Decision Making Series: Saving Time vs Risk

Do you ever dash across a street at night when your light is yellow?
Or perhaps even when it is red, since by law cars have to stop for you?
If so, why? To save a few seconds? Or because you can? Or because you didn’t think?

Tonight one person on a cell phone sauntered across when their light was red, cell phone plastered against her ear. Another trotted across. “Oops, my light is red,” I’m sure she was thinking.

What she probably wasn’t thinking was: “Am I ready to die tonight to save 5 seconds?”

When you choose to walk in front of a car at night or dusk, that’s the decision you need to make. Am I ready to be paralyzed for life or dead, to save these few seconds.

I’m not trying to be snide. The reality is, you never know if a driver is on the phone, drunk, or distracted. By choosing to tempt fate and walk – without looking at the car – across a street when it isn’t your right of way, you make this choice.

What does this have to do with your life list? Nothing, except that you may be shortening your life and only have achieved part of what you intended to by making a silly decision, or not realizing you needed to proactively make a choice.

If you’re interested in science behind snap decisions, this Science Daily article may interest you.
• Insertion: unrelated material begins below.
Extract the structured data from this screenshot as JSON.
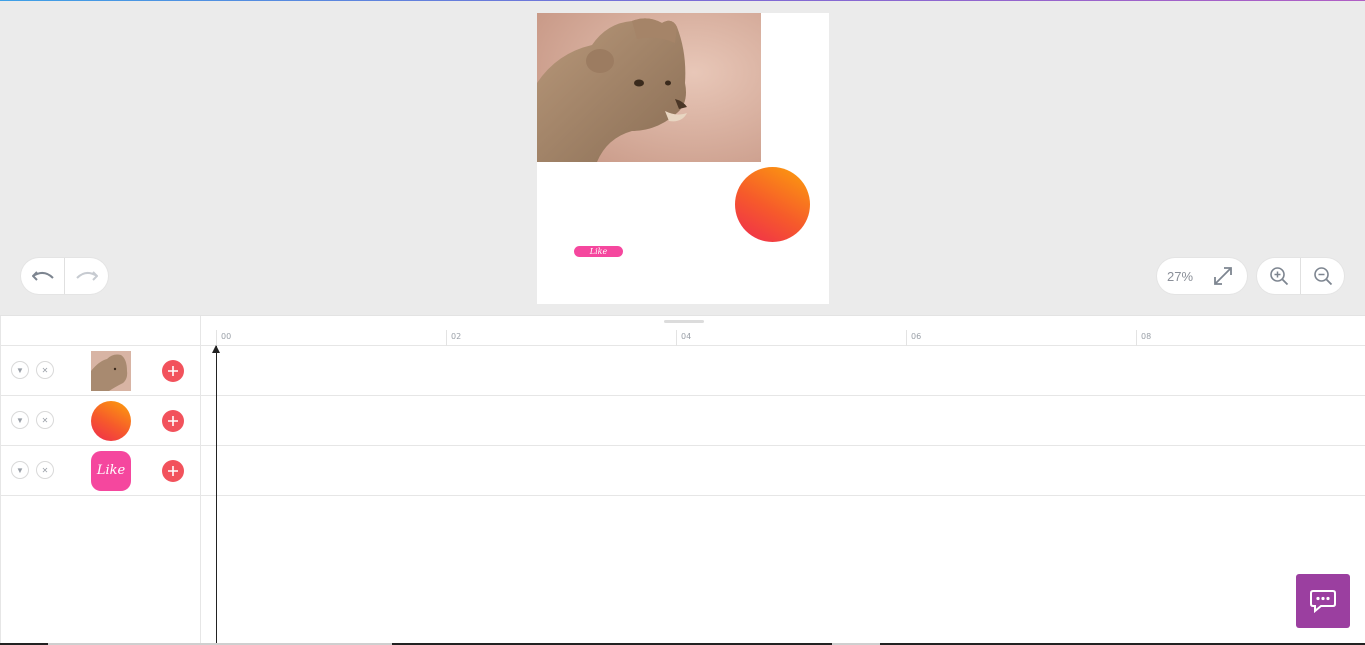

This is the first in a series of blog posts I’m going to write about making decisions about every day life. I hope it helps and would love to hear your thoughts!